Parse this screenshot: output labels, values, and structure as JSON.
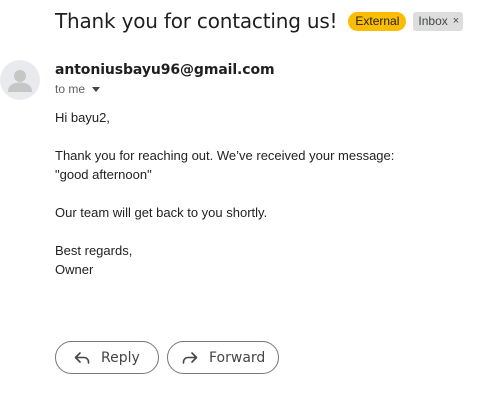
{
  "email": {
    "subject": "Thank you for contacting us!",
    "labels": {
      "external": "External",
      "inbox": "Inbox",
      "inbox_remove": "×"
    },
    "sender": "antoniusbayu96@gmail.com",
    "recipient": "to me",
    "body": {
      "greeting": "Hi bayu2,",
      "line1": "Thank you for reaching out. We’ve received your message:",
      "line2": "\"good afternoon\"",
      "line3": "Our team will get back to you shortly.",
      "closing": "Best regards,",
      "signature": "Owner"
    }
  },
  "actions": {
    "reply_label": "Reply",
    "forward_label": "Forward"
  },
  "colors": {
    "external_label": "#fbbc04",
    "inbox_label": "#dddddd",
    "button_border": "#747775"
  },
  "icons": {
    "avatar": "person-icon",
    "recipient_toggle": "caret-down-icon",
    "reply": "reply-arrow-icon",
    "forward": "forward-arrow-icon"
  }
}
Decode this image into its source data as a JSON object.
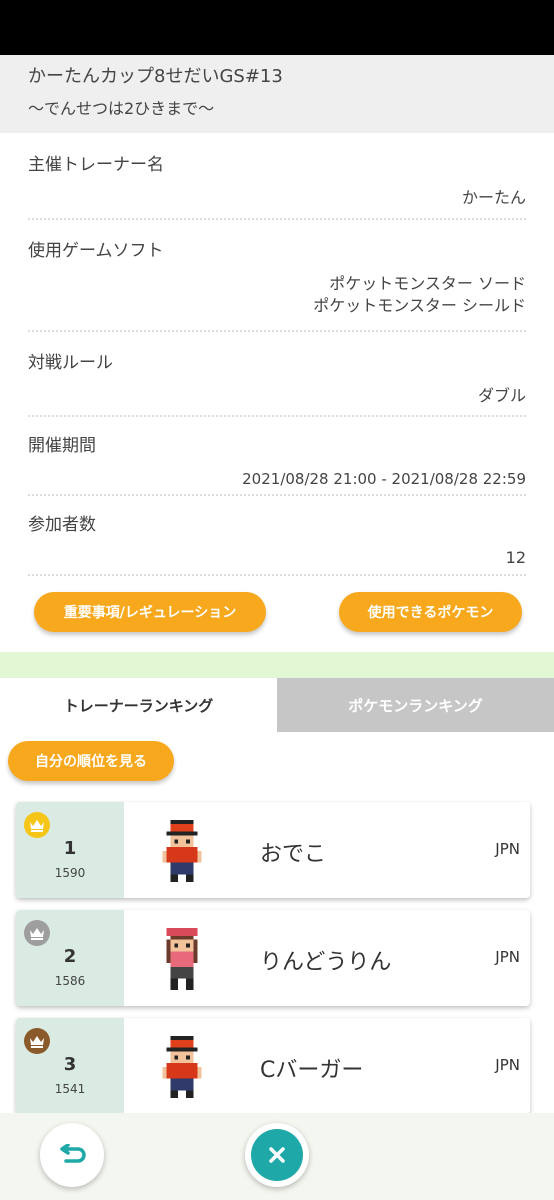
{
  "tournament": {
    "title": "かーたんカップ8せだいGS#13",
    "subtitle": "〜でんせつは2ひきまで〜"
  },
  "details": [
    {
      "label": "主催トレーナー名",
      "values": [
        "かーたん"
      ]
    },
    {
      "label": "使用ゲームソフト",
      "values": [
        "ポケットモンスター ソード",
        "ポケットモンスター シールド"
      ]
    },
    {
      "label": "対戦ルール",
      "values": [
        "ダブル"
      ]
    },
    {
      "label": "開催期間",
      "values": [
        "2021/08/28 21:00 - 2021/08/28 22:59"
      ]
    },
    {
      "label": "参加者数",
      "values": [
        "12"
      ]
    }
  ],
  "buttons": {
    "regulation": "重要事項/レギュレーション",
    "usable_pokemon": "使用できるポケモン",
    "my_rank": "自分の順位を見る"
  },
  "tabs": [
    {
      "label": "トレーナーランキング",
      "active": true
    },
    {
      "label": "ポケモンランキング",
      "active": false
    }
  ],
  "ranking": [
    {
      "rank": "1",
      "rating": "1590",
      "name": "おでこ",
      "country": "JPN",
      "crown_color": "#f5c518",
      "sprite": "red-cap-trainer-icon"
    },
    {
      "rank": "2",
      "rating": "1586",
      "name": "りんどうりん",
      "country": "JPN",
      "crown_color": "#9e9e9e",
      "sprite": "red-bandana-trainer-icon"
    },
    {
      "rank": "3",
      "rating": "1541",
      "name": "Cバーガー",
      "country": "JPN",
      "crown_color": "#8a5a2b",
      "sprite": "red-cap-trainer-icon"
    }
  ],
  "bottom": {
    "back_icon": "back-arrow-icon",
    "close_icon": "close-icon",
    "accent": "#1fa8a8"
  }
}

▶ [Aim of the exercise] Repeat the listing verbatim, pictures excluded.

▶ [Completed task]
Parse this screenshot: output labels, values, and structure as JSON.
{
  "email": {
    "subject": "Thank you for contacting us!",
    "labels": {
      "external": "External",
      "inbox": "Inbox",
      "inbox_remove": "×"
    },
    "sender": "antoniusbayu96@gmail.com",
    "recipient": "to me",
    "body": {
      "greeting": "Hi bayu2,",
      "line1": "Thank you for reaching out. We’ve received your message:",
      "line2": "\"good afternoon\"",
      "line3": "Our team will get back to you shortly.",
      "closing": "Best regards,",
      "signature": "Owner"
    }
  },
  "actions": {
    "reply_label": "Reply",
    "forward_label": "Forward"
  },
  "colors": {
    "external_label": "#fbbc04",
    "inbox_label": "#dddddd",
    "button_border": "#747775"
  },
  "icons": {
    "avatar": "person-icon",
    "recipient_toggle": "caret-down-icon",
    "reply": "reply-arrow-icon",
    "forward": "forward-arrow-icon"
  }
}
Decode this image into its source data as a JSON object.
{
  "tournament": {
    "title": "かーたんカップ8せだいGS#13",
    "subtitle": "〜でんせつは2ひきまで〜"
  },
  "details": [
    {
      "label": "主催トレーナー名",
      "values": [
        "かーたん"
      ]
    },
    {
      "label": "使用ゲームソフト",
      "values": [
        "ポケットモンスター ソード",
        "ポケットモンスター シールド"
      ]
    },
    {
      "label": "対戦ルール",
      "values": [
        "ダブル"
      ]
    },
    {
      "label": "開催期間",
      "values": [
        "2021/08/28 21:00 - 2021/08/28 22:59"
      ]
    },
    {
      "label": "参加者数",
      "values": [
        "12"
      ]
    }
  ],
  "buttons": {
    "regulation": "重要事項/レギュレーション",
    "usable_pokemon": "使用できるポケモン",
    "my_rank": "自分の順位を見る"
  },
  "tabs": [
    {
      "label": "トレーナーランキング",
      "active": true
    },
    {
      "label": "ポケモンランキング",
      "active": false
    }
  ],
  "ranking": [
    {
      "rank": "1",
      "rating": "1590",
      "name": "おでこ",
      "country": "JPN",
      "crown_color": "#f5c518",
      "sprite": "red-cap-trainer-icon"
    },
    {
      "rank": "2",
      "rating": "1586",
      "name": "りんどうりん",
      "country": "JPN",
      "crown_color": "#9e9e9e",
      "sprite": "red-bandana-trainer-icon"
    },
    {
      "rank": "3",
      "rating": "1541",
      "name": "Cバーガー",
      "country": "JPN",
      "crown_color": "#8a5a2b",
      "sprite": "red-cap-trainer-icon"
    }
  ],
  "bottom": {
    "back_icon": "back-arrow-icon",
    "close_icon": "close-icon",
    "accent": "#1fa8a8"
  }
}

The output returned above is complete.